From Chicago’s North Side and the banks of Lake Erie in Cleveland, the word spread. There are miracles. The impossible had happened! The Chicago Cubs won the World Series. Coming from a 3-1 game deficit in the best of seven series, Chicago team swept the Cleveland Indians in the final three games both at their home of Wrigley Field but in Progressive Field, Cleveland’s home ballpark. Not only had the Cubs ended a 76 year absence from appearing in baseball’s ultimate event, they ended a 108 year famine by winning. No one alive remembers the last time the Cubs had won the World Series. Hardly anyone alive was in the stands the last time the Cubs played in the Series. And now, the dream was realized. The streak had ended; there would no longer be any “wait until next year.” Next year finally arrived! Even my wife, the ultimate non-sports fan, was talking about the game, excited by the result.

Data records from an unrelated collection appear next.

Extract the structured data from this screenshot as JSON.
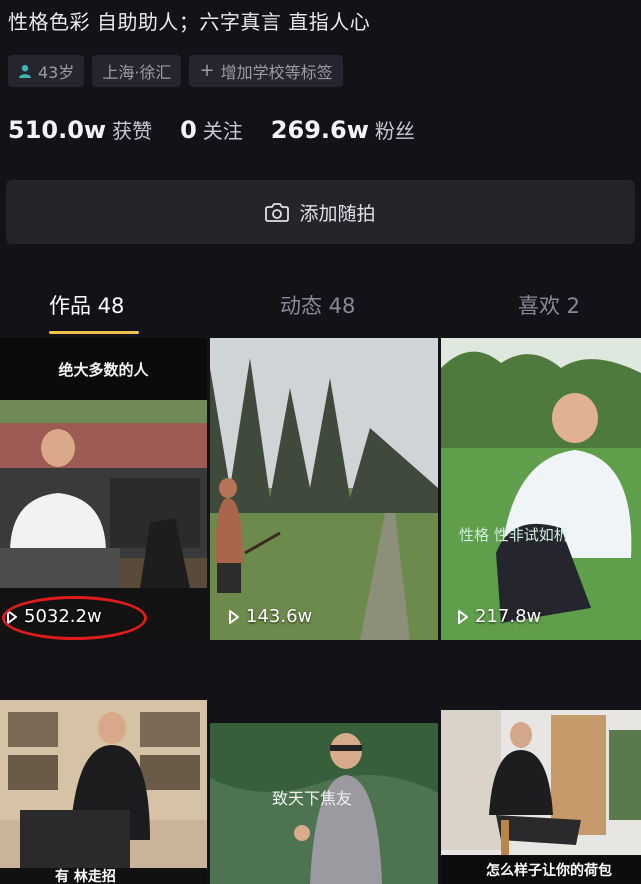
{
  "profile": {
    "bio": "性格色彩 自助助人；六字真言 直指人心",
    "tags": {
      "age": "43岁",
      "location": "上海·徐汇",
      "add_school": "增加学校等标签"
    },
    "stats": [
      {
        "value": "510.0w",
        "label": "获赞"
      },
      {
        "value": "0",
        "label": "关注"
      },
      {
        "value": "269.6w",
        "label": "粉丝"
      }
    ],
    "add_button": "添加随拍"
  },
  "tabs": [
    {
      "label": "作品 48",
      "active": true
    },
    {
      "label": "动态 48",
      "active": false
    },
    {
      "label": "喜欢 2",
      "active": false
    }
  ],
  "videos": [
    {
      "views": "5032.2w",
      "caption": "绝大多数的人"
    },
    {
      "views": "143.6w"
    },
    {
      "views": "217.8w",
      "caption": "性格 性非试如析"
    },
    {
      "caption": "有   林走招"
    },
    {
      "caption": "致天下焦友"
    },
    {
      "caption": "怎么样子让你的荷包"
    }
  ],
  "colors": {
    "background": "#121218",
    "accent_underline": "#f0c24b",
    "highlight_ring": "#e01b1b"
  }
}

So, what now? There is the requisite ticker tape parade in the Windy City. President Obama has invited the team to the White House, even though, as a South-Sider, he admitted being a White Sox fan. The players will be adulated as heroes, since Americans seem to value sports and entertainment celebrities above all else. Salaries will be renegotiated. Endorsements will flow. There might even be a player who will be “going to Disney World.”
But what about the average fan? What does “Joe Sixpack” do when his longest existing fantasy has been realized? Another World Series victory, however significant in itself, is qualitatively different from the initial achievement. Sure, this was not the Cubs’ first World Series victory. Yet, having them more than a century apart is pretty much the same as winning the first time. No one alive remembers the first victory. Few, if any, even remember the last Series appearance.
Is the loss in the victory bigger than we imagine? Can we dream a new “impossible dream?” as the Man of La Mancha suggests? We need collective, communal goals, fantasies to bind us together into something greater than the individual. Sports fandom has a way of building community among people who may have nothing else in common. Yet, in their mutual appreciation identification with a particular team, they have become a unified whole. Perhaps, this was never any more present than in the ever-optimistic, “wait ‘til next year” Chicago Cubs fans.
How do we develop a new, yet achievable, communal fantasy? We have a Black president and are, hopefully, days away from our first female POTUS, thereby accomplishing two dreams shared by many Americans. We can desire a functional Congress but that will hardly bring tears to our eyes or joy to our hearts. We long for world peace, an end to hunger, a safe future for all our children. If any of these are achieved, we will feel gratitude and deep love, although probably not the same emotional elation as a long-awaited sports victory. Perhaps I am reading too much into this; after all it was only a baseball game.